**Activity**: Take the records below and write them out again exactly.

──────── Source material

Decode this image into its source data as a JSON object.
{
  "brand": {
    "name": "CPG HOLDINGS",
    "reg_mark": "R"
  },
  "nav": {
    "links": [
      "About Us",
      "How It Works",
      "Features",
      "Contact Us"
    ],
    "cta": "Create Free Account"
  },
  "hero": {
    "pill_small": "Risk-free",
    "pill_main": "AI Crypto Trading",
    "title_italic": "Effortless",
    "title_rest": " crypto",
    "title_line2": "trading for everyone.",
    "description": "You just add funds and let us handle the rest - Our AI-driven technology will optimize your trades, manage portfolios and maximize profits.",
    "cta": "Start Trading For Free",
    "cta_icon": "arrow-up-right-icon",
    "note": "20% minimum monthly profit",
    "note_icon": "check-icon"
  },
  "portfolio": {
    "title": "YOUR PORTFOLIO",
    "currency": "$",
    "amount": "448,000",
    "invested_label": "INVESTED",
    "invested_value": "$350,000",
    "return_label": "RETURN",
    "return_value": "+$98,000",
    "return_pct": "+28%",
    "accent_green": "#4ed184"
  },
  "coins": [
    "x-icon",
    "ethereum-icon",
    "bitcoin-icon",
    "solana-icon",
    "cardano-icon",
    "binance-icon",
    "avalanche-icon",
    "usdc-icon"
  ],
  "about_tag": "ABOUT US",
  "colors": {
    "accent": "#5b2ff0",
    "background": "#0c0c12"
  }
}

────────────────

**Solution to this exercise**:
Decode this image into its source data as a JSON object.
{
  "brand": {
    "name": "CPG HOLDINGS",
    "reg_mark": "R"
  },
  "nav": {
    "links": [
      "About Us",
      "How It Works",
      "Features",
      "Contact Us"
    ],
    "cta": "Create Free Account"
  },
  "hero": {
    "pill_small": "Risk-free",
    "pill_main": "AI Crypto Trading",
    "title_italic": "Effortless",
    "title_rest": " crypto",
    "title_line2": "trading for everyone.",
    "description": "You just add funds and let us handle the rest - Our AI-driven technology will optimize your trades, manage portfolios and maximize profits.",
    "cta": "Start Trading For Free",
    "cta_icon": "arrow-up-right-icon",
    "note": "20% minimum monthly profit",
    "note_icon": "check-icon"
  },
  "portfolio": {
    "title": "YOUR PORTFOLIO",
    "currency": "$",
    "amount": "448,000",
    "invested_label": "INVESTED",
    "invested_value": "$350,000",
    "return_label": "RETURN",
    "return_value": "+$98,000",
    "return_pct": "+28%",
    "accent_green": "#4ed184"
  },
  "coins": [
    "x-icon",
    "ethereum-icon",
    "bitcoin-icon",
    "solana-icon",
    "cardano-icon",
    "binance-icon",
    "avalanche-icon",
    "usdc-icon"
  ],
  "about_tag": "ABOUT US",
  "colors": {
    "accent": "#5b2ff0",
    "background": "#0c0c12"
  }
}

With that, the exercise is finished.